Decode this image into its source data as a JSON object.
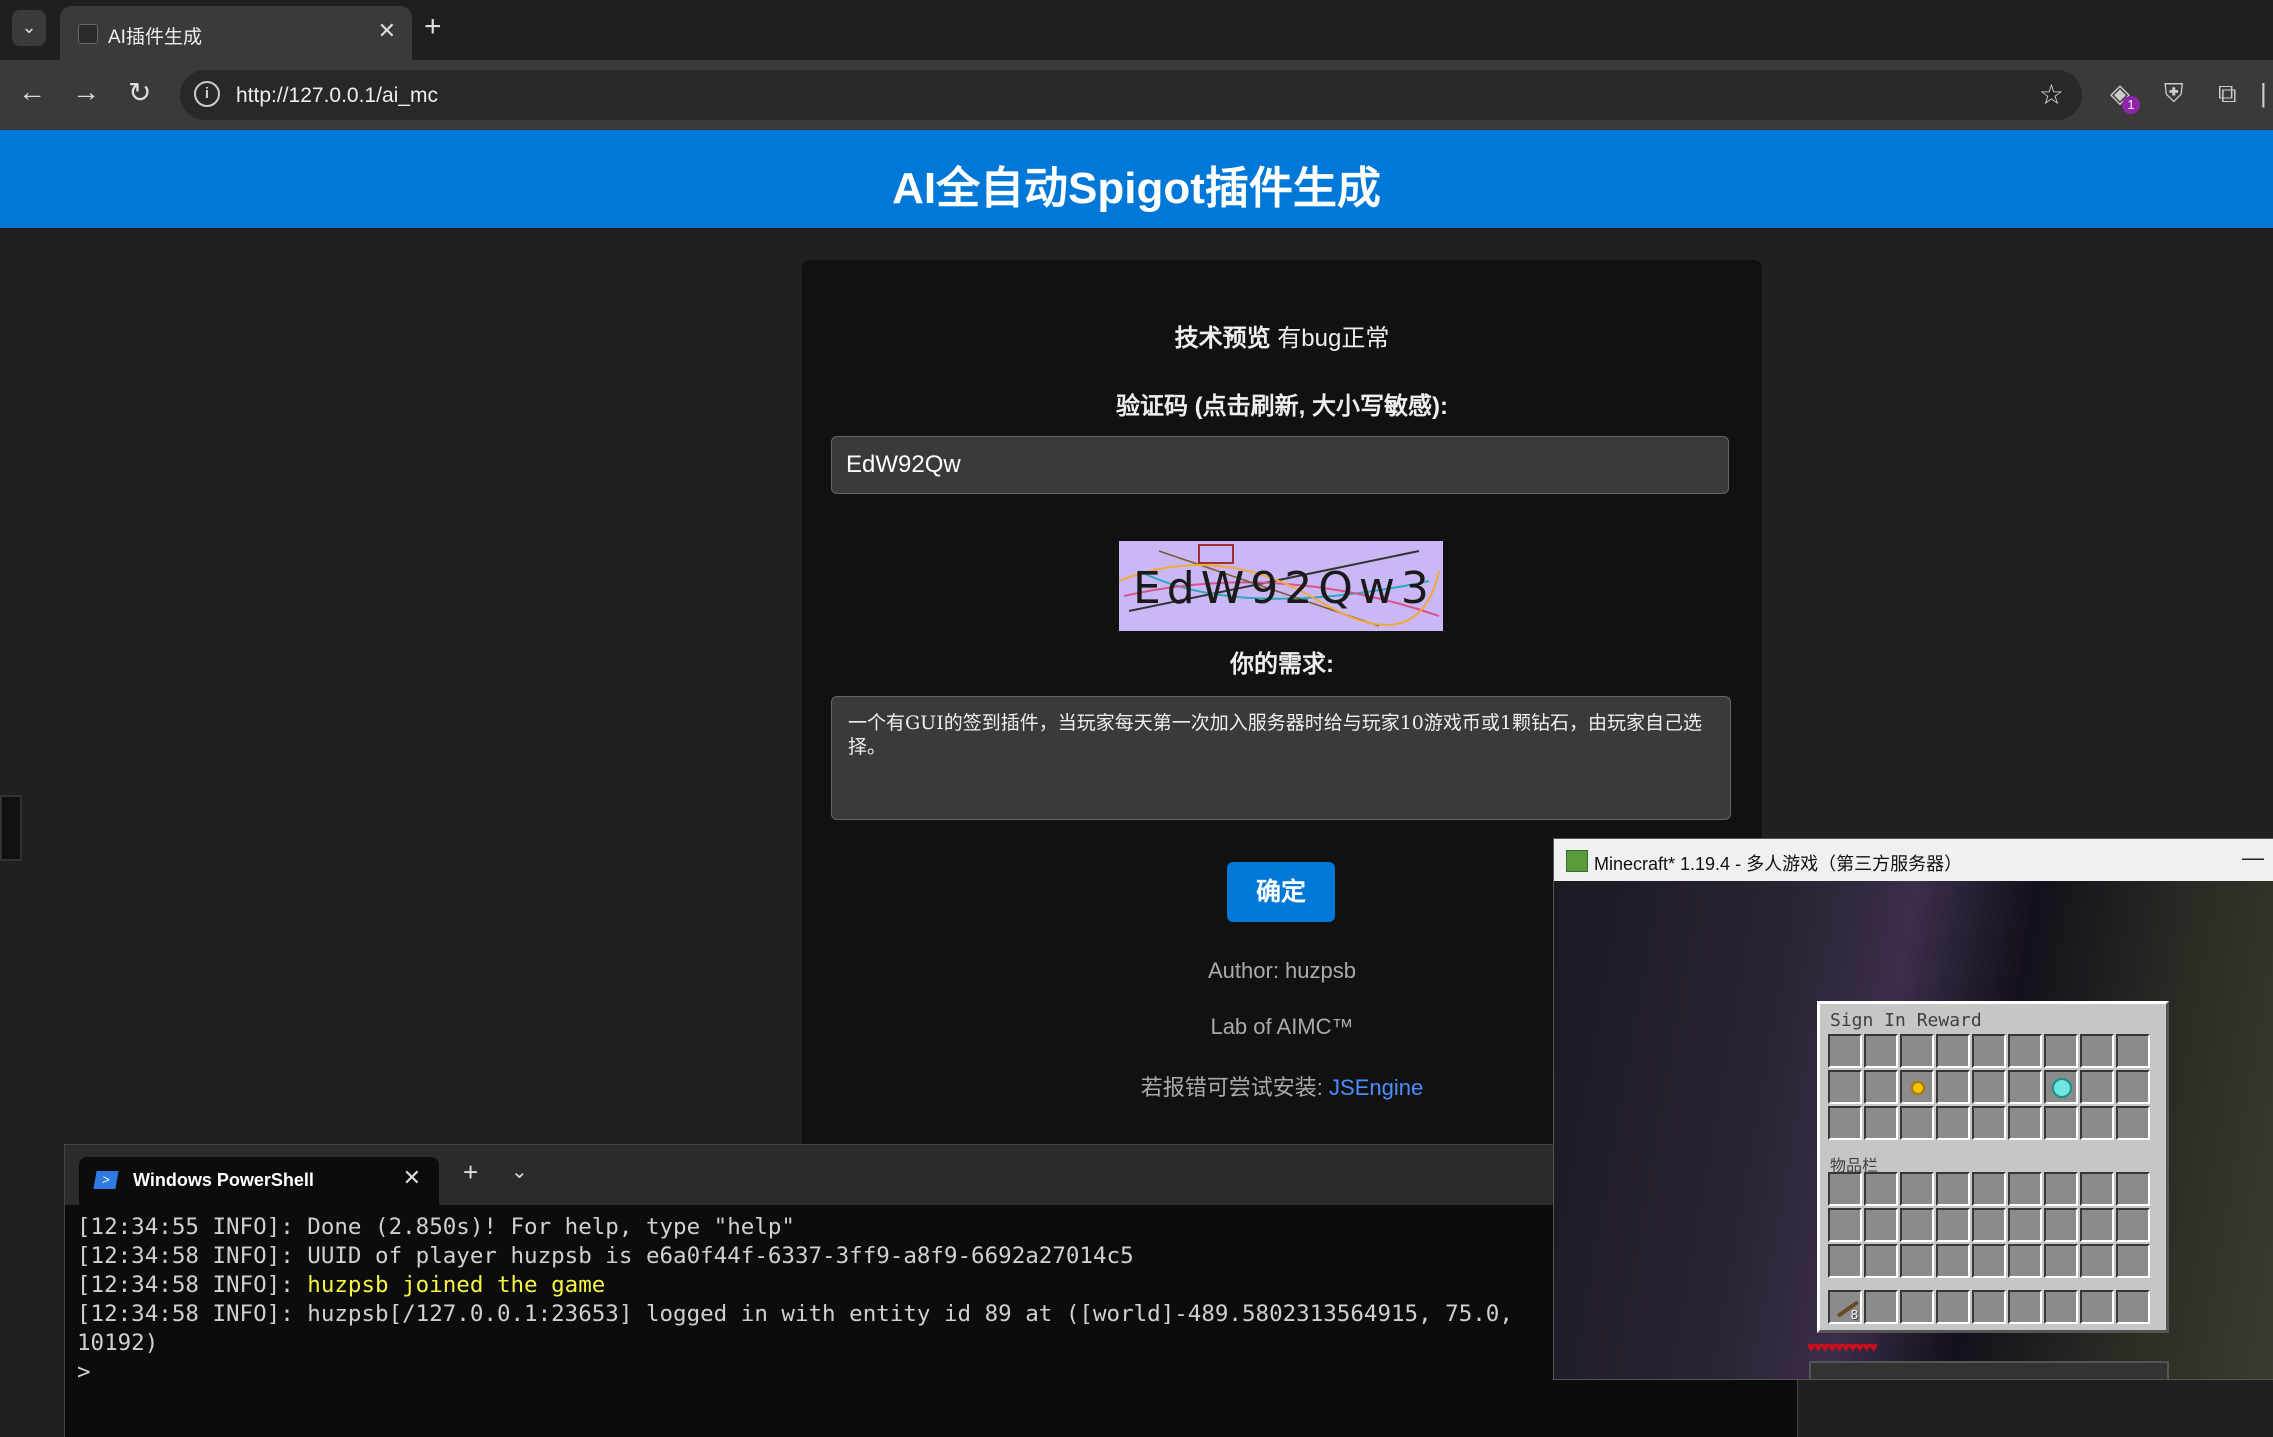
{
  "browser": {
    "tab_title": "AI插件生成",
    "url": "http://127.0.0.1/ai_mc",
    "extension_badge": "1"
  },
  "page": {
    "header_title": "AI全自动Spigot插件生成",
    "preview_bold": "技术预览",
    "preview_rest": " 有bug正常",
    "captcha_label": "验证码 (点击刷新, 大小写敏感):",
    "captcha_value": "EdW92Qw",
    "captcha_image_text": "EdW92Qw3",
    "need_label": "你的需求:",
    "need_text": "一个有GUI的签到插件，当玩家每天第一次加入服务器时给与玩家10游戏币或1颗钻石，由玩家自己选择。",
    "submit_label": "确定",
    "author": "Author: huzpsb",
    "lab": "Lab of AIMC™",
    "install_hint": "若报错可尝试安装: ",
    "install_link": "JSEngine"
  },
  "powershell": {
    "tab_title": "Windows PowerShell",
    "lines": [
      {
        "prefix": "[12:34:55 INFO]: ",
        "text": "Done (2.850s)! For help, type \"help\"",
        "highlight": false
      },
      {
        "prefix": "[12:34:58 INFO]: ",
        "text": "UUID of player huzpsb is e6a0f44f-6337-3ff9-a8f9-6692a27014c5",
        "highlight": false
      },
      {
        "prefix": "[12:34:58 INFO]: ",
        "text": "huzpsb joined the game",
        "highlight": true
      },
      {
        "prefix": "[12:34:58 INFO]: ",
        "text": "huzpsb[/127.0.0.1:23653] logged in with entity id 89 at ([world]-489.5802313564915, 75.0,",
        "highlight": false
      },
      {
        "prefix": "",
        "text": "10192)",
        "highlight": false
      },
      {
        "prefix": "",
        "text": ">",
        "highlight": false
      }
    ]
  },
  "minecraft": {
    "window_title": "Minecraft* 1.19.4 - 多人游戏（第三方服务器）",
    "gui_title": "Sign In Reward",
    "inventory_label": "物品栏",
    "stick_count": "8",
    "hotbar_count": "8"
  },
  "colors": {
    "accent": "#0078d7",
    "link": "#4c8dff",
    "console_highlight": "#f5f543"
  }
}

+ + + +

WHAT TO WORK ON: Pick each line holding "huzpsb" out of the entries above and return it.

ANSWER:
    "author": "Author: huzpsb",
        "text": "UUID of player huzpsb is e6a0f44f-6337-3ff9-a8f9-6692a27014c5",
        "text": "huzpsb joined the game",
        "text": "huzpsb[/127.0.0.1:23653] logged in with entity id 89 at ([world]-489.5802313564915, 75.0,",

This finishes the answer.